“As for Shahril, not having any position in the party or a non-MP, he is stuck in Umno. Shahril does not have a strong grassroot support. He can quit Umno but if he wants to prolong his political career but Shahril cannot persuade other members to join him is quite slim.”
Malay Mail was not able to independently verify Azmi’s view about Shahril but publicly available comments about the former Umno information chief suggest he does enjoy some degree of support, especially among the party’s younger members.
“I can confidently say if he were allowed to contest the Umno youth chief post he will win it outright and it will prove how strong he is within the party. But it’s academic now with the suspension,” Subang Umno youth chief Alfie Zainal said on Shahril’s situation.
Umno secretary-general Datuk Seri Ahmad Maslan announced on Friday the sacking of former Selangor Umno chief Tan Sri Noh Omar and former Youth chief Khairy Jamaluddin as party members, citing alleged breaches of party discipline and its constitution.
Umno also imposed a six-year suspension of party rights on several others, among them Hishammuddin and Shahril. Other notable names that were handed the suspension were Datuk Maulizan Bujang and Datuk Seri Mohd Salim Sharif.
Analysts saw the sacking and suspension, made ahead of internal polls due in May, as a broader attempt to remove any potential threat to Umno’s current line of leaders, specifically president Datuk Seri Ahmad Zahid Hamidi who is still on trial for corruption and has been blamed for the party’s dismal showing in the 15th general election.

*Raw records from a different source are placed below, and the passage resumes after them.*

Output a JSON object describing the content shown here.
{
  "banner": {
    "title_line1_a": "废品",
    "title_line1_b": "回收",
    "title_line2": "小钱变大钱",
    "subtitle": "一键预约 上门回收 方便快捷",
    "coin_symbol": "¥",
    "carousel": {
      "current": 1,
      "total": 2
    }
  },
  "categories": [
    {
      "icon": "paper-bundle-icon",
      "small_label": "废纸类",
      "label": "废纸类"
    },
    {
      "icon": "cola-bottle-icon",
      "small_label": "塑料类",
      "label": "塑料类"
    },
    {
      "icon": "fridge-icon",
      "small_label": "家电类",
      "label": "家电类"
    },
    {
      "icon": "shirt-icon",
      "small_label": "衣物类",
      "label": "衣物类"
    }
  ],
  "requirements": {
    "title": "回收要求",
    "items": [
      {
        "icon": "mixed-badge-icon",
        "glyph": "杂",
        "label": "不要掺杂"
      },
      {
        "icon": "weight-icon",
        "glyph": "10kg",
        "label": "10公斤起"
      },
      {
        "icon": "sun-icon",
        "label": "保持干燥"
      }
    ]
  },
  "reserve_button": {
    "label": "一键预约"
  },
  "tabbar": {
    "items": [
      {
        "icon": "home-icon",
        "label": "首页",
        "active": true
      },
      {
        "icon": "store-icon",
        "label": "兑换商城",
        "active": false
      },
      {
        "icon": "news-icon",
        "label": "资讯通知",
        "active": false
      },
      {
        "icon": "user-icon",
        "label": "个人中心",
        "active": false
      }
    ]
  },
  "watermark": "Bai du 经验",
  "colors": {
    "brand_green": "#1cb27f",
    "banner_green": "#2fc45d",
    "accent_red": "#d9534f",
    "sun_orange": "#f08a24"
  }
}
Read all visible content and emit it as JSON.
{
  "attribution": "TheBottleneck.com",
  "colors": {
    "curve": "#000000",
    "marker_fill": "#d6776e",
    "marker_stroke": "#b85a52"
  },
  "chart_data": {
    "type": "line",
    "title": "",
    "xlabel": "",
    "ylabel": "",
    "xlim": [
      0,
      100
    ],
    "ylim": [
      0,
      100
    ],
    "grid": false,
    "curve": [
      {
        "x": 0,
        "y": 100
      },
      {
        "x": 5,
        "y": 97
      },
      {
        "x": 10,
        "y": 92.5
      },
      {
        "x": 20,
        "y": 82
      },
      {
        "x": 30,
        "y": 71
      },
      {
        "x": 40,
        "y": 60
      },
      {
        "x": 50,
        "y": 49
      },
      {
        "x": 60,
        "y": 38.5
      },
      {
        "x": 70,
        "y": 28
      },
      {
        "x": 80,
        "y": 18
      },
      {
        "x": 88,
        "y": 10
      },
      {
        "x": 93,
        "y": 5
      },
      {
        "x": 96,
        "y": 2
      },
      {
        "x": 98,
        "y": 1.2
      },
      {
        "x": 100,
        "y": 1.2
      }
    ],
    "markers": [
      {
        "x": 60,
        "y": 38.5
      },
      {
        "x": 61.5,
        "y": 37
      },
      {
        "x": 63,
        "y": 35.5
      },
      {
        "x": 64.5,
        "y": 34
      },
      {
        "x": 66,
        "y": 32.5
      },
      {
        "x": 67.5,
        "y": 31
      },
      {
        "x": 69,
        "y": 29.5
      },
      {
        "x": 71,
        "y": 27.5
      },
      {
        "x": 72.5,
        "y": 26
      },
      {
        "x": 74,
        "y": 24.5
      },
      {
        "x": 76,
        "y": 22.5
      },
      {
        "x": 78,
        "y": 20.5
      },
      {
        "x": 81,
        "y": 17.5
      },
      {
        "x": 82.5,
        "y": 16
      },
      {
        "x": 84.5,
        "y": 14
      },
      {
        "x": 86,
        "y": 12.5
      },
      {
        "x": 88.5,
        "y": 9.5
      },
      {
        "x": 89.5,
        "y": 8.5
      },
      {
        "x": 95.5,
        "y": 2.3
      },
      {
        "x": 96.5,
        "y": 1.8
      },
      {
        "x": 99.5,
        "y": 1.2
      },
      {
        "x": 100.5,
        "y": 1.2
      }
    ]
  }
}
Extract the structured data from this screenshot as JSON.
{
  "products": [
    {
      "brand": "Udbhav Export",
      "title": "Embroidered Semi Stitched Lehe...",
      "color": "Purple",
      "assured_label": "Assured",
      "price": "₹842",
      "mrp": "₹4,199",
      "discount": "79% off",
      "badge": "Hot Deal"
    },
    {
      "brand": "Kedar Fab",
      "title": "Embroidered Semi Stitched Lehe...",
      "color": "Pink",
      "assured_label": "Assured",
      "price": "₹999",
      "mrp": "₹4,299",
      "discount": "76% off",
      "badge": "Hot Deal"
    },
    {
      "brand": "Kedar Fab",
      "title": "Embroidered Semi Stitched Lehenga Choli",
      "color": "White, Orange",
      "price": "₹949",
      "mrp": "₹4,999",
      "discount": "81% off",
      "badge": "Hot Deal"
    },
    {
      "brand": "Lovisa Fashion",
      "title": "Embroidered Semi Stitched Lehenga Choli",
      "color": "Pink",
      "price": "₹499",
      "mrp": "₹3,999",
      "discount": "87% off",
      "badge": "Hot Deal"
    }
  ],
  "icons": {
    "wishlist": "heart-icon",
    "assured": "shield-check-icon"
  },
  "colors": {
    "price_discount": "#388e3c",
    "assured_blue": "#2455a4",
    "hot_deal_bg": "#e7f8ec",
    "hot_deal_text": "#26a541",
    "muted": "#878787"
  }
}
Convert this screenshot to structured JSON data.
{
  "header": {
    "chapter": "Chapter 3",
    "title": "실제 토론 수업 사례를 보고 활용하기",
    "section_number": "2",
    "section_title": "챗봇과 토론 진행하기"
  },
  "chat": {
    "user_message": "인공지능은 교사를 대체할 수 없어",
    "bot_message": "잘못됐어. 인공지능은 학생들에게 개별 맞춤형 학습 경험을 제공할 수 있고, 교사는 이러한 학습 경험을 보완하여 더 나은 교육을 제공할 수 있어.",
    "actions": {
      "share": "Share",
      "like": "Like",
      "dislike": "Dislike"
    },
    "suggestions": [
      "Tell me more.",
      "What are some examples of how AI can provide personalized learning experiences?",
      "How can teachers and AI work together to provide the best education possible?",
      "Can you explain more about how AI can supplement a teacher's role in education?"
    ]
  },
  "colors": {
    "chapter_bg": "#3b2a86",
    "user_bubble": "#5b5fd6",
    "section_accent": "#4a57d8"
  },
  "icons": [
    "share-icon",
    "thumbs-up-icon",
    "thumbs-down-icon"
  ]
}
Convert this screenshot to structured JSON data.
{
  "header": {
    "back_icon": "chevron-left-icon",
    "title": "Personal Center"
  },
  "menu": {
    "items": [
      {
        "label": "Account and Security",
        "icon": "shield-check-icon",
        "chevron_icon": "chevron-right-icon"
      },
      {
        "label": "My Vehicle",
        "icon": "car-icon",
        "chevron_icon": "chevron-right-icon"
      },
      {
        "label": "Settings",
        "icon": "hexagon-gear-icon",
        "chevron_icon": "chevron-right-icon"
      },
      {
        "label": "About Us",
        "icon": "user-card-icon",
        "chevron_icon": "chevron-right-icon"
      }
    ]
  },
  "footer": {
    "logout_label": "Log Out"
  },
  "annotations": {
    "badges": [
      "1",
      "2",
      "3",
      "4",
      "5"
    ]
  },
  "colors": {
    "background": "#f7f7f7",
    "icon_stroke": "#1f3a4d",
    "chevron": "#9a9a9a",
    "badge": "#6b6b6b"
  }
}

Umno only won 25 federal seats, the Malay nationalist’s worst electoral performance since its founding over six decades ago.
So far, Khairy, Hishammuddin, Shahril and other leaders have not made their next moves public, apart from questioning the legality of the disciplinary action meted out against them, arguing that it did not follow due process.
There is speculation that they could either challenge the decision in court or opt to defect. Where they go may depend on who the leaders are. Someone like Noh could prefer Perikatan Nasional while Khairy and Shahril are seen as the more likely to choose Pakatan Harapan because of their perceived similarities ideologically.
But since Prime Minister Datuk Seri Anwar Ibrahim, who is the PH chairman, is reliant on Umno and Zahid’s support to remain in power, the analysts expressed doubt that his coalition would be prepared to open its doors to Khairy.
“PH would be wary of accepting them, given their relationship with Umno at the federal level. Their exit ironically puts Zahid in a stronger position for now within Umno, and that it in turn strengthens Anwar,” said Shazwan Mustafa Kamal, senior analyst at risk consultancy Vriens and Partner.
The best move at the moment, according to Shazwan, would be for the out-of-favour Umno leaders to wait out the suspension and expand their allies within the party.
Datuk Mohamad Abu Bakar, a professor at Universiti Malaya’s literature and social science faculty, echoed the view.
“Under the present circumstances, the dynamics within PH and PN have already created instability in the respective parties. Their presence would create further divisions and dissatisfaction,” he said.
“The best option is for these political outcasts to keep low-key, and let the dust settle. But that is easier said than done. Politicians do not have patience when presented with opportunities.”
The PH-Umno federal alliance is set to face its first major test in six state elections that must take place latest by the third quarter of this year, as they face a galvanised rivals in PN now dominating the northern states.
Analysts have attributed the so-called “green wave” that had helped PN sweep most federal seats in Perlis, Kedah, Kelantan and Terengganu on the Malay conservative voters’ continued rejection of Umno because of its association with corruption and scandals. The green wave was coined to reflect PAS’ party colour.
The ongoing purge within Umno is also set to entrench the perception about the party’s intolerance towards reform-minded leaders and worsen internal division, they said.